Business writing is an important, as well as a precise, type of writing that is often guided by specific procedures. As such, it should be approached with the appropriate seriousness, professionalism, precision and vocabulary. We learned last week that the language that characterizes business writing is properly referred to as gravitas.  In the prevailing business environment, it is important to strike a careful balance between gravitas and flexibility. This is because in spite of the seriousness that is often expected to accompany most business writing, one wouldn’t want to come off as rigid or taking oneself too seriously. The seriousness of language should communicate confidence, poise, decisiveness as well as an ability to act under pressure. Similarly, language should be flexible enough to assure your business associates of a  your creativity and innovation.

When treading the tenuous line between gravitas and flexibility, it is important to avoid the usage of non-standard usage of English. A recurrent usage of non-standard English can cause you to come across as ignorant or even worse, as uneducated. What exactly do we mean by ‘non-standard English’? There are a few words and grammatical constructions that are strictly meant for informal usage within the borders of Ghana. Using such constructions instead of standard grammar does not communicate that you are informed about the latest trends or that you are relatable. On the contrary, it can confuse your audience or worse, cause them to think that you are sloppy and inarticulate.
Secondly, when people get to writing business pieces, it is often tempting for them to adopt what George Orwell refers to as ‘operators or verbal false limbs’ such as “render inoperative, militate against, make contact with, be subjected to, give rise to, give grounds for, have the effect of, play a leading part etc.” The belief, I think, is that such phrases carry a certain sophistication that is fitting for business. This isn’t always the case as more often than not, these operators makes communication stiff and boring, which may not auger well for business interactions.

In striking a balance between gravitas and flexibility, ask yourself these questions. The answers will help in making you the better communicator you desire to be:

  1. What am I trying to say?
  2. What words will express it simply and precisely?
  3. What image or idiom will make it clearer?
  4. Could I put it more shortly?
  5. Have I said anything that is avoidably informal, vulgar or unnecessary?


Leave a Reply

Fill in your details below or click an icon to log in: Logo

You are commenting using your account.
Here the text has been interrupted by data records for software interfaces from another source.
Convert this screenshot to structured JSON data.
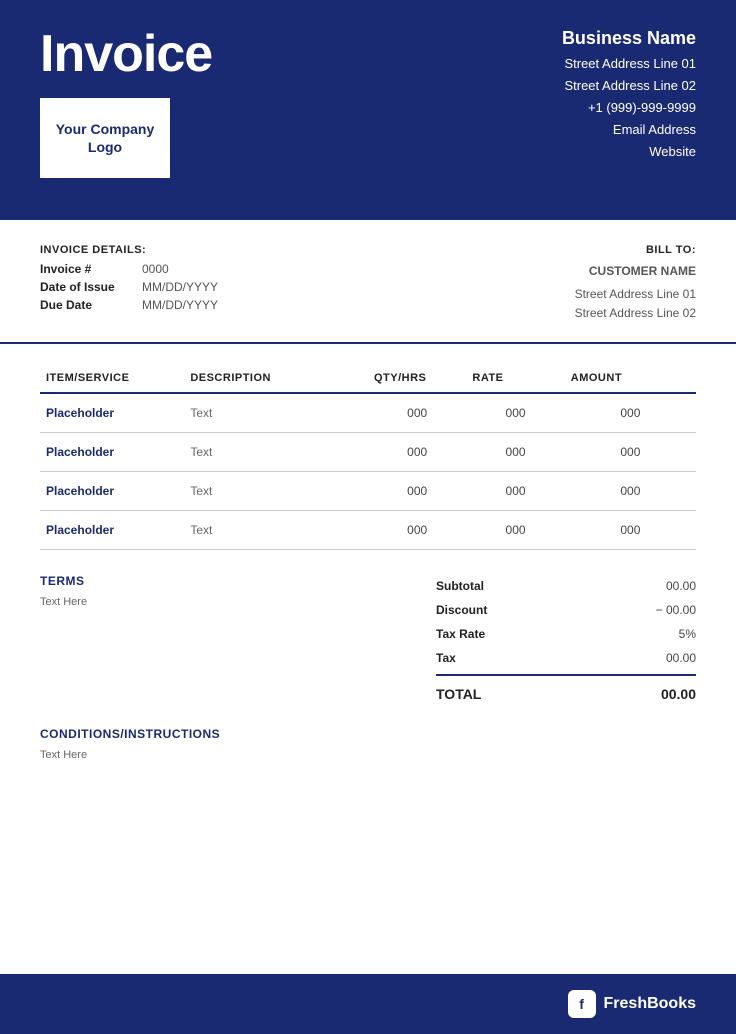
{
  "header": {
    "title": "Invoice",
    "logo_text_line1": "Your Company",
    "logo_text_line2": "Logo",
    "business": {
      "name": "Business Name",
      "address1": "Street Address Line 01",
      "address2": "Street Address Line 02",
      "phone": "+1 (999)-999-9999",
      "email": "Email Address",
      "website": "Website"
    }
  },
  "invoice_details": {
    "section_label": "INVOICE DETAILS:",
    "fields": [
      {
        "label": "Invoice #",
        "value": "0000"
      },
      {
        "label": "Date of Issue",
        "value": "MM/DD/YYYY"
      },
      {
        "label": "Due Date",
        "value": "MM/DD/YYYY"
      }
    ]
  },
  "bill_to": {
    "section_label": "BILL TO:",
    "customer_name": "CUSTOMER NAME",
    "address1": "Street Address Line 01",
    "address2": "Street Address Line 02"
  },
  "table": {
    "headers": {
      "item": "ITEM/SERVICE",
      "description": "DESCRIPTION",
      "qty": "QTY/HRS",
      "rate": "RATE",
      "amount": "AMOUNT"
    },
    "rows": [
      {
        "item": "Placeholder",
        "description": "Text",
        "qty": "000",
        "rate": "000",
        "amount": "000"
      },
      {
        "item": "Placeholder",
        "description": "Text",
        "qty": "000",
        "rate": "000",
        "amount": "000"
      },
      {
        "item": "Placeholder",
        "description": "Text",
        "qty": "000",
        "rate": "000",
        "amount": "000"
      },
      {
        "item": "Placeholder",
        "description": "Text",
        "qty": "000",
        "rate": "000",
        "amount": "000"
      }
    ]
  },
  "terms": {
    "title": "TERMS",
    "text": "Text Here"
  },
  "totals": {
    "subtotal_label": "Subtotal",
    "subtotal_value": "00.00",
    "discount_label": "Discount",
    "discount_value": "− 00.00",
    "taxrate_label": "Tax Rate",
    "taxrate_value": "5%",
    "tax_label": "Tax",
    "tax_value": "00.00",
    "total_label": "TOTAL",
    "total_value": "00.00"
  },
  "conditions": {
    "title": "CONDITIONS/INSTRUCTIONS",
    "text": "Text Here"
  },
  "footer": {
    "brand": "FreshBooks",
    "icon_letter": "f"
  }
}
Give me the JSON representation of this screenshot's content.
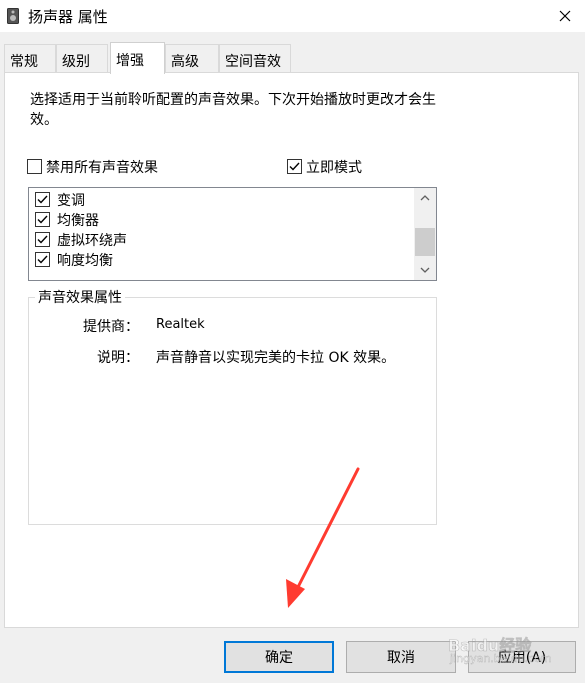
{
  "window": {
    "title": "扬声器 属性",
    "close_icon": "close-icon"
  },
  "tabs": [
    {
      "label": "常规"
    },
    {
      "label": "级别"
    },
    {
      "label": "增强"
    },
    {
      "label": "高级"
    },
    {
      "label": "空间音效"
    }
  ],
  "active_tab": "增强",
  "enhance": {
    "description": "选择适用于当前聆听配置的声音效果。下次开始播放时更改才会生效。",
    "disable_all": {
      "label": "禁用所有声音效果",
      "checked": false
    },
    "immediate_mode": {
      "label": "立即模式",
      "checked": true
    },
    "effects": [
      {
        "label": "变调",
        "checked": true
      },
      {
        "label": "均衡器",
        "checked": true
      },
      {
        "label": "虚拟环绕声",
        "checked": true
      },
      {
        "label": "响度均衡",
        "checked": true
      }
    ],
    "properties": {
      "group_title": "声音效果属性",
      "provider_key": "提供商：",
      "provider_value": "Realtek",
      "desc_key": "说明：",
      "desc_value": "声音静音以实现完美的卡拉 OK 效果。"
    }
  },
  "buttons": {
    "ok": "确定",
    "cancel": "取消",
    "apply": "应用(A)"
  },
  "watermark": {
    "text_top": "Baidu经验",
    "text_bottom": "jingyan.baidu.com"
  },
  "colors": {
    "accent": "#0078d7",
    "annotation_arrow": "#ff3b30"
  }
}
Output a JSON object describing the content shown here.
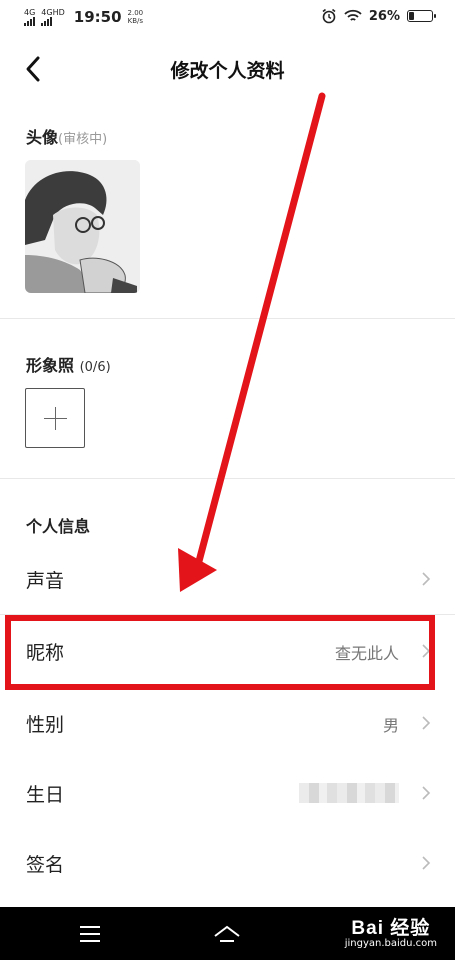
{
  "status_bar": {
    "signal1": "4G",
    "signal2": "4GHD",
    "time": "19:50",
    "speed_value": "2.00",
    "speed_unit": "KB/s",
    "battery_percent": "26%",
    "battery_level": 0.26
  },
  "header": {
    "title": "修改个人资料"
  },
  "avatar_section": {
    "label": "头像",
    "status": "(审核中)"
  },
  "photos_section": {
    "label": "形象照",
    "count": "(0/6)"
  },
  "info_section": {
    "label": "个人信息",
    "rows": [
      {
        "label": "声音",
        "value": ""
      },
      {
        "label": "昵称",
        "value": "查无此人"
      },
      {
        "label": "性别",
        "value": "男"
      },
      {
        "label": "生日",
        "value": ""
      },
      {
        "label": "签名",
        "value": ""
      }
    ]
  },
  "watermark": {
    "main": "Bai 经验",
    "sub": "jingyan.baidu.com"
  },
  "colors": {
    "annotation_red": "#e3141a",
    "nav_bar": "#000000"
  }
}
Log Out /  Change )

Google+ photo

You are commenting using your Google+ account. Log Out /  Change )

Twitter picture

You are commenting using your Twitter account. Log Out /  Change )

Facebook photo
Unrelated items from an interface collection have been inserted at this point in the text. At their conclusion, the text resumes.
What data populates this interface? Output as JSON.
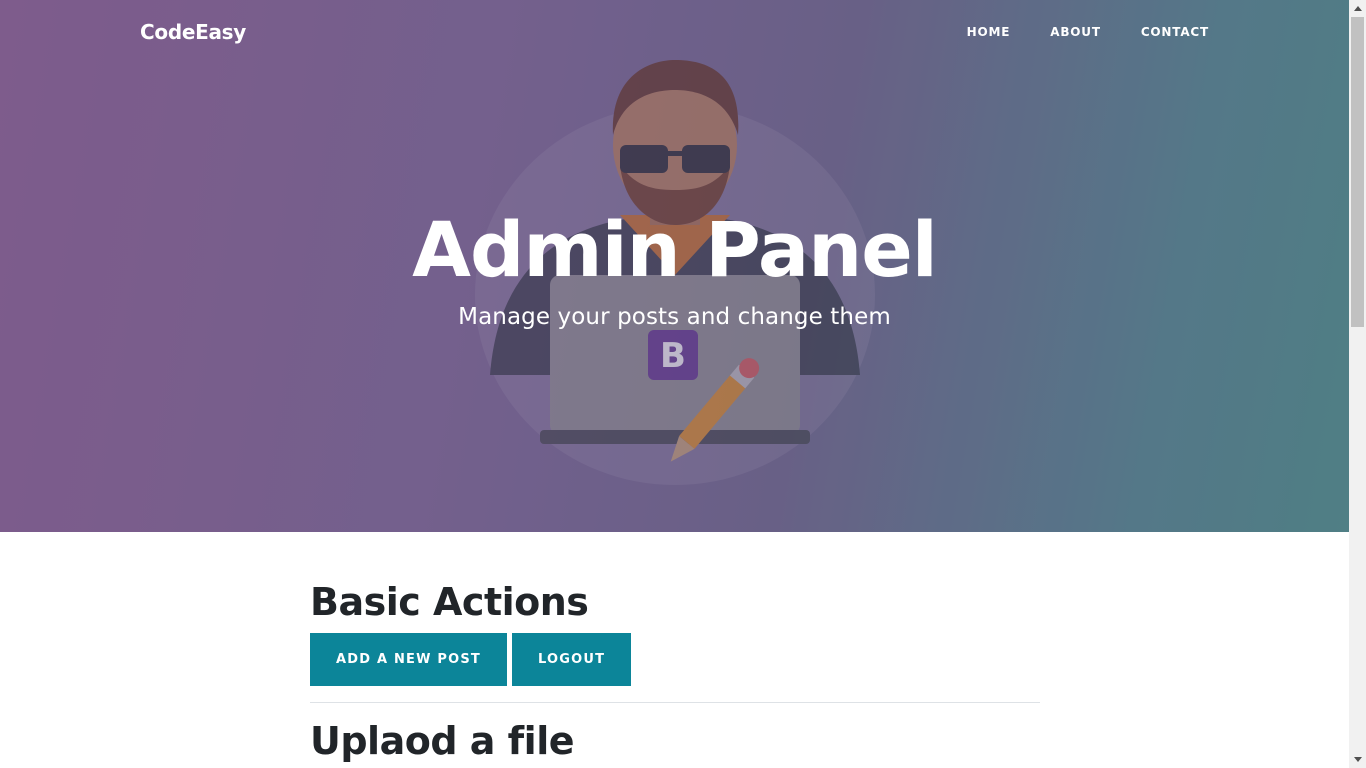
{
  "navbar": {
    "brand": "CodeEasy",
    "links": [
      "HOME",
      "ABOUT",
      "CONTACT"
    ]
  },
  "hero": {
    "title": "Admin Panel",
    "subtitle": "Manage your posts and change them",
    "illustration_badge": "B"
  },
  "sections": {
    "basic_actions": {
      "heading": "Basic Actions",
      "buttons": [
        "ADD A NEW POST",
        "LOGOUT"
      ]
    },
    "upload": {
      "heading": "Uplaod a file"
    }
  },
  "colors": {
    "button": "#0c8599",
    "heading": "#212529",
    "hero_left": "#7f5a8c",
    "hero_right": "#4a8284"
  }
}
You are commenting using your Facebook account. Log Out /  Change )

Connecting to %s